Album Review: Opener
Delicate guitar leads and harmonies hover over the stereo field, while lush vocals play hide and seek amid a solid bass, relied on like a trustworthy friend. Amy Viking’s 11-track album, Opener, captures a familiar essence of the 60’s psychedelic rock era and covers it with a bright shade of optimism. The end product is a very unique sound that accentuates pleasant memories back to one’s consciousness.
The entire album is tidily put together. It is cohesive and smooth. As a whole, each song merges with one another, creating an overarching image that firmly establishes their identity. Certain songs in the album do pop out as a bit different, but it never strays far from the overall creative style. In fact, these songs serve to not only highlight the uniqueness of the album, but their ability to explore various styles and incorporate it into their own.
One such song, “Lead in Water,” introduces the listener to a lonesome, retro synth that submerges each element into a grainy, digital world. The guitars, drums, bass, and vocals are minimal but effective in their depiction of heaviness and weight, displaced like lead in water. Occasionally, there is a catching of the breath as everything ceases, save for the vocals; however, this moment of relief is soon drowned back into the grainy synth. Not to give spoilers, each song on Opener possesses a certain unique character.
Amy Viking was founded by guitarists Max Olsen and Nicolai Wallace, and the two later found bassist Sam Calhoon and drummer Sam McDonald. Eager to share their creative work, they began playing shows around Seattle as a complete roster. There’s a great opportunity to check out Amy Viking as they perform at Central Saloon on November 20th for their album release and the Tractor Tavern on December 29th, so be sure to save the dates and pick up a copy of their sparkling debut album, Opener.
Listen to some tracks now on SoundCloud.
Opener Track Listing:

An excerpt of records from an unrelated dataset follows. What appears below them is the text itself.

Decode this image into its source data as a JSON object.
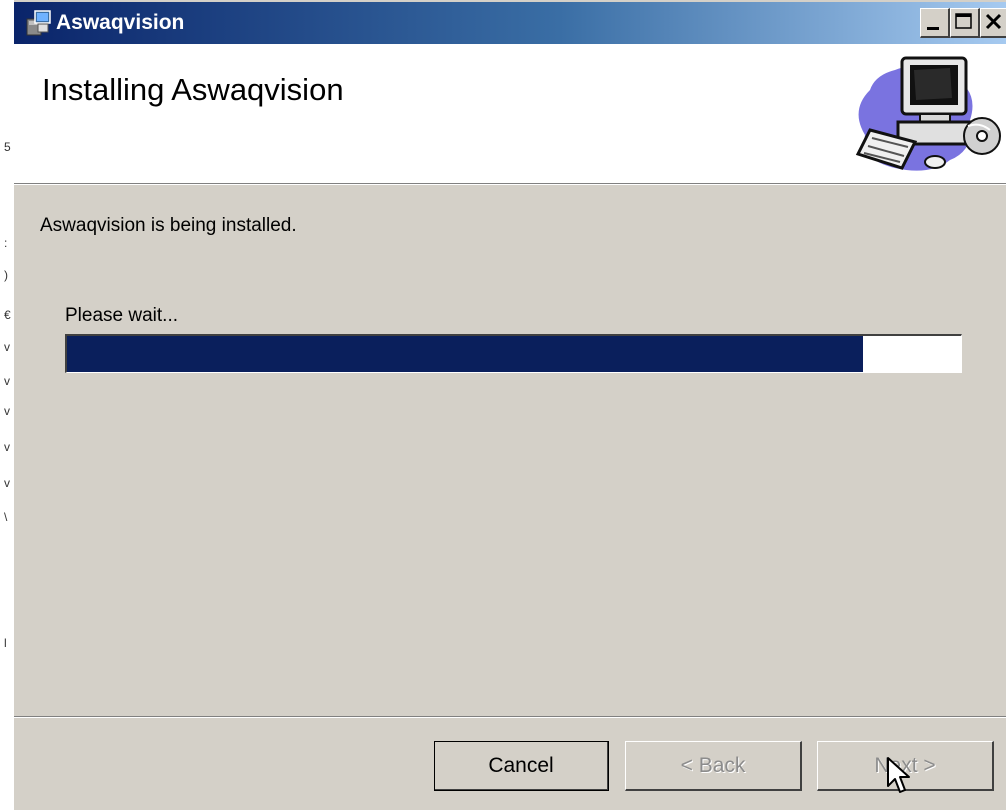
{
  "window": {
    "title": "Aswaqvision"
  },
  "header": {
    "title": "Installing Aswaqvision"
  },
  "main": {
    "status_text": "Aswaqvision is being installed.",
    "wait_text": "Please wait...",
    "progress_percent": 89
  },
  "buttons": {
    "cancel": "Cancel",
    "back": "< Back",
    "next": "Next >"
  },
  "icons": {
    "app": "installer-icon",
    "header": "computer-setup-graphic",
    "minimize": "minimize-icon",
    "maximize": "maximize-icon",
    "close": "close-icon",
    "cursor": "mouse-pointer-icon"
  },
  "colors": {
    "title_bar_start": "#0a246a",
    "title_bar_end": "#a6caf0",
    "progress_fill": "#0a1f5c",
    "dialog_background": "#d4d0c8"
  }
}
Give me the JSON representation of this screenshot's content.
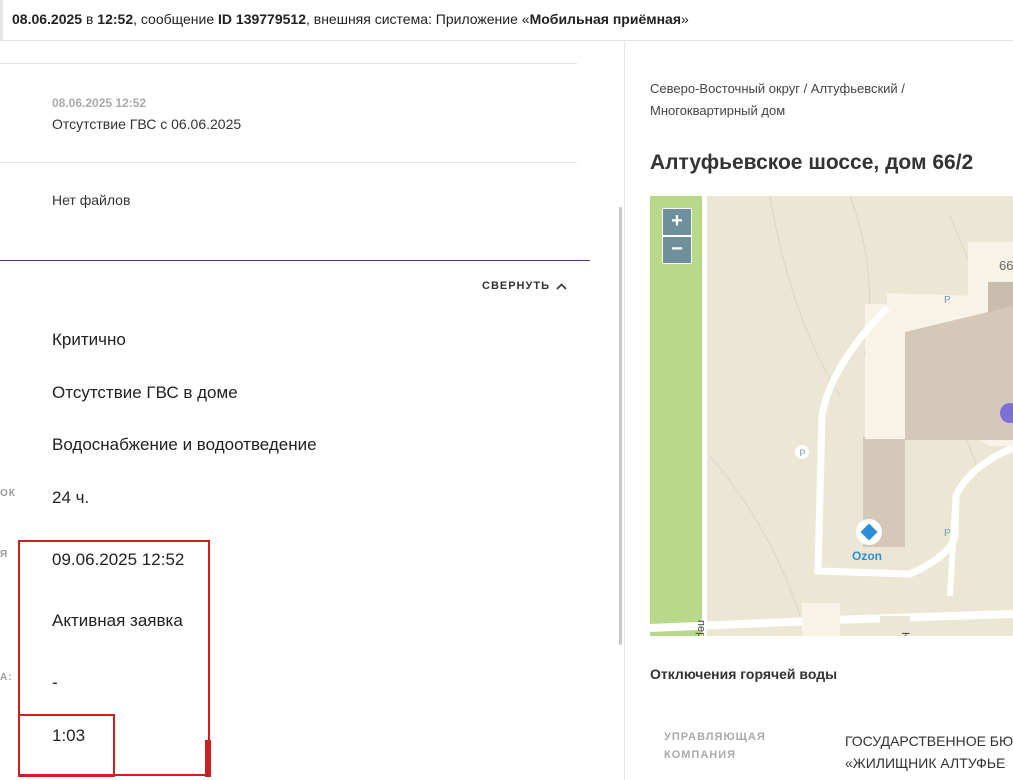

All the Different Limes
Like You Do
Lead in Water
Can’t Hear the Song
Time In All You Say
Molina (Tribute to Paco)
Guns Are Ready
Review by Kai-Yao Lan